The 1930’s felt like the end of the world in western Oklahoma. Month after month the sky grew dark, the air made people choke, livestock died and crops turned to dust. For a decade, the great plains were hit with dust storm after dust storm as a result of unsustainable farming practices, and the panhandle of Oklahoma was nicknamed the bull’s eye of the Dust Bowl. Short on cash, food and work, many farmers and share-croppers gave up on the possibility of survival in the state and migrated to California.
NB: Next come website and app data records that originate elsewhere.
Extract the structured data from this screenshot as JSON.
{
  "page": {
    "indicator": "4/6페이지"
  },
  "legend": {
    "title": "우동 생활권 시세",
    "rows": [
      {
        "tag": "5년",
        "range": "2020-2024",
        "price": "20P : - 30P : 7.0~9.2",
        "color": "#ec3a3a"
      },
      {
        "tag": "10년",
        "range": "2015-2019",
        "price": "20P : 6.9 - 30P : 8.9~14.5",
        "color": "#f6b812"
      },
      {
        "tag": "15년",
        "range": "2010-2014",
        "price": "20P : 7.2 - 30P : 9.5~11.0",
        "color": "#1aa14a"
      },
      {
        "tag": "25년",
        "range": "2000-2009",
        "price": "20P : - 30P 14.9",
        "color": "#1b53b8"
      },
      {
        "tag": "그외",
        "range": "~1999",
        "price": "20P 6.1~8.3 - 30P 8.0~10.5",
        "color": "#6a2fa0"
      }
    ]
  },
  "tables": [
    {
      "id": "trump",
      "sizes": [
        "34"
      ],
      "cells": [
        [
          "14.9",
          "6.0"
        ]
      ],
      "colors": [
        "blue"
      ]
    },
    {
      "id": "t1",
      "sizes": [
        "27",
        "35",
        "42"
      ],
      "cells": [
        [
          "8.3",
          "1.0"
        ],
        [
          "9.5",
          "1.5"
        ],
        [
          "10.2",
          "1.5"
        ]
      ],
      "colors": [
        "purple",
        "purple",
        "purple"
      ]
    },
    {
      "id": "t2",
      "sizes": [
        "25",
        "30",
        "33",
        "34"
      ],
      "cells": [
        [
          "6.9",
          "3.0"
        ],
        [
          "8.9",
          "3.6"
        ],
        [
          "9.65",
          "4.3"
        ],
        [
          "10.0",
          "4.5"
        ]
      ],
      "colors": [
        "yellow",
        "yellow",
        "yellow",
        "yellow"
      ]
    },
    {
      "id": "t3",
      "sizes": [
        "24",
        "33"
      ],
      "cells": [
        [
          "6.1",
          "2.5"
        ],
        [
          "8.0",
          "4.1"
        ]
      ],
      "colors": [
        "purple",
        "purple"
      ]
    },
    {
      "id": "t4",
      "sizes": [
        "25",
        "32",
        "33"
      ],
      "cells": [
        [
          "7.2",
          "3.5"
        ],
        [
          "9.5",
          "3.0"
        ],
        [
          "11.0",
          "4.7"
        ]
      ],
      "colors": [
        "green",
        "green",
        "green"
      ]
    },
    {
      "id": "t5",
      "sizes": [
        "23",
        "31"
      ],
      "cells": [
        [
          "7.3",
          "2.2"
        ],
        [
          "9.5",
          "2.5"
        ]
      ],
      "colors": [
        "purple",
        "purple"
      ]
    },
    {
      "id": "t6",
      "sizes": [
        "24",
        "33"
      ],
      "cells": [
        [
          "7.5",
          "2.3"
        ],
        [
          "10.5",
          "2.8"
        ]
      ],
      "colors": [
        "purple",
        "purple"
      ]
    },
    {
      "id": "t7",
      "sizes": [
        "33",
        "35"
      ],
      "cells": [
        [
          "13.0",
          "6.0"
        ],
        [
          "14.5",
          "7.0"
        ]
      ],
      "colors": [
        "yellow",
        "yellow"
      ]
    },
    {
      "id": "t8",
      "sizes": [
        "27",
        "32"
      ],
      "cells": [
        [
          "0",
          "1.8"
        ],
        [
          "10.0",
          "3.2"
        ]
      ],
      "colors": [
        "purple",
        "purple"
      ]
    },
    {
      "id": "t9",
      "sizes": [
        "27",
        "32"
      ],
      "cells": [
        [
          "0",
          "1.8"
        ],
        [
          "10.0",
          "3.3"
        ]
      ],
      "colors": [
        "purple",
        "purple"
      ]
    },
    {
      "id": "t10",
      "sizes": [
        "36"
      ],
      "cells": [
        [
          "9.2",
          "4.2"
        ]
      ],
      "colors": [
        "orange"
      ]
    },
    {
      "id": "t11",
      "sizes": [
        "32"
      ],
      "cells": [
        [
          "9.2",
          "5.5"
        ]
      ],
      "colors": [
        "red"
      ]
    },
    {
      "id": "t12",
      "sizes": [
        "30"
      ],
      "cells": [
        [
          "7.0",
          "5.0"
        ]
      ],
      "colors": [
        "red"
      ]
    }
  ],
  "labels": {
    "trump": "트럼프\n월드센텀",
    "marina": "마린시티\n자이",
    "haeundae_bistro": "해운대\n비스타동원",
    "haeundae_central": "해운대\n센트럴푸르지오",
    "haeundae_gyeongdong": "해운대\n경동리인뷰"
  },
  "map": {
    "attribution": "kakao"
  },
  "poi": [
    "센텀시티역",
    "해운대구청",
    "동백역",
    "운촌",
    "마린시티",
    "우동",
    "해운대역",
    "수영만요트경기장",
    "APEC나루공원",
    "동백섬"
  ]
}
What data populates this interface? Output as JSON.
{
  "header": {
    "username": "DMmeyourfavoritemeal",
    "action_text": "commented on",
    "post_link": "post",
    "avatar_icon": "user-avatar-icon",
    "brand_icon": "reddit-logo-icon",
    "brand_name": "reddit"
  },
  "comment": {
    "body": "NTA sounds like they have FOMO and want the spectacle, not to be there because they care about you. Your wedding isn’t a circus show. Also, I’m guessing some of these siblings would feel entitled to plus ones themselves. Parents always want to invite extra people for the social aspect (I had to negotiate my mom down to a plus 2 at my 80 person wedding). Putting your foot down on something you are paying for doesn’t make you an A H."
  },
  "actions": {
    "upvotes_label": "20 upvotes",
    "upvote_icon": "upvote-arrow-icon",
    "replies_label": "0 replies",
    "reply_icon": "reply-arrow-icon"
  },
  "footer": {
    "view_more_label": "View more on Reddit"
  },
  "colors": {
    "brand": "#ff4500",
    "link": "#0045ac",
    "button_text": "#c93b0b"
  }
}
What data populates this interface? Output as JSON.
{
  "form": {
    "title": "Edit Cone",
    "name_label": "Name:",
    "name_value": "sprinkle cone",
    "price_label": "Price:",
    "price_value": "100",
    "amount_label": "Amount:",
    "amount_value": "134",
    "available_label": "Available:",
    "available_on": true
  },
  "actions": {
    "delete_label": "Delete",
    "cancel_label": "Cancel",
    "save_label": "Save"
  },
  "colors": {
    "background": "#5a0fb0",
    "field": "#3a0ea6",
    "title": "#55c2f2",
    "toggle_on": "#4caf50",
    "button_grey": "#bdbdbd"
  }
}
In this short documentary, folk musician and historian Tom Naples walks us through the dust bowl and tunes us into archival recordings and oral histories of the people who lived through the misery of those dark days.
Excerpts from oral history interviews are from the Dust, Drought, and Dreams Gone Dry: Oklahoma Women in the Dust Bowl Oral History Project, courtesy of the Oklahoma Oral History Research Program, Oklahoma State University Library with funding provided by the Puterbaugh Professorship of Library Service.
Additional archival tape, including Roy Turner’s poem Hard Luck Okie, is provided by “The Charles L. Todd and Robert Sonkin Migrant Worker Collection, Library of Congress, American Folklife Center.“